AIM OF THE EXERCISE: Find every line below where the string "following" shows up, and copy those lines.

*** INFORMATION ***

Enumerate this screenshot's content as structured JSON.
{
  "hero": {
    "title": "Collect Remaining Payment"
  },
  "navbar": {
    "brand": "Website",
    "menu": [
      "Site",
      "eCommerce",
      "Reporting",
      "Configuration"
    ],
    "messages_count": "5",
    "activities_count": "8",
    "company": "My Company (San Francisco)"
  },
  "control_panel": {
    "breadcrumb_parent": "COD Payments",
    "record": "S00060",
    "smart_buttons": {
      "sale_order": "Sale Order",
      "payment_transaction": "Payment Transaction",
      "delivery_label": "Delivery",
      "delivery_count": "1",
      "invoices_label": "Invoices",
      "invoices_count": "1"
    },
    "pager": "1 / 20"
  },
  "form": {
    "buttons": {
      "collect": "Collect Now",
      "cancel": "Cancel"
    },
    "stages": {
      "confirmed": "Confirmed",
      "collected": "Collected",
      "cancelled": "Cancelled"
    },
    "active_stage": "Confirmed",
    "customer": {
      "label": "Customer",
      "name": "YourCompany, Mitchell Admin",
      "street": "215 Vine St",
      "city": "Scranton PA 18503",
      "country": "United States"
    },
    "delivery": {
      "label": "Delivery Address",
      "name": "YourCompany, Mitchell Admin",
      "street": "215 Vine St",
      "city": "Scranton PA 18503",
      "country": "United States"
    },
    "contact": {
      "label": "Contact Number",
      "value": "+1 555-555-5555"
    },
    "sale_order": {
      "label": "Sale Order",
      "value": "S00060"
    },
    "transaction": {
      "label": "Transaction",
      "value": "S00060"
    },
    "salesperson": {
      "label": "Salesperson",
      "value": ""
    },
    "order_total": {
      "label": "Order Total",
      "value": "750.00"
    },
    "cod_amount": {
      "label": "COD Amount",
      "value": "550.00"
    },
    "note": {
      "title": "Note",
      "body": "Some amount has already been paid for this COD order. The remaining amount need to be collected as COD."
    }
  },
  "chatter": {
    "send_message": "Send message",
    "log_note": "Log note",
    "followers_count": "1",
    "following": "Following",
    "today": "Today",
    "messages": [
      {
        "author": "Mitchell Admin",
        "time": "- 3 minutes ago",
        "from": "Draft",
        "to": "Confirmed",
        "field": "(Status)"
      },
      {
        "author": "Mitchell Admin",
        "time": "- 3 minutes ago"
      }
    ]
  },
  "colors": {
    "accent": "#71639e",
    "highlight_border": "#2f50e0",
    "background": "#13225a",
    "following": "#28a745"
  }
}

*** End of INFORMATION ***

ANSWER TO THE PROBLEM:
    "following": "Following",
    "following": "#28a745"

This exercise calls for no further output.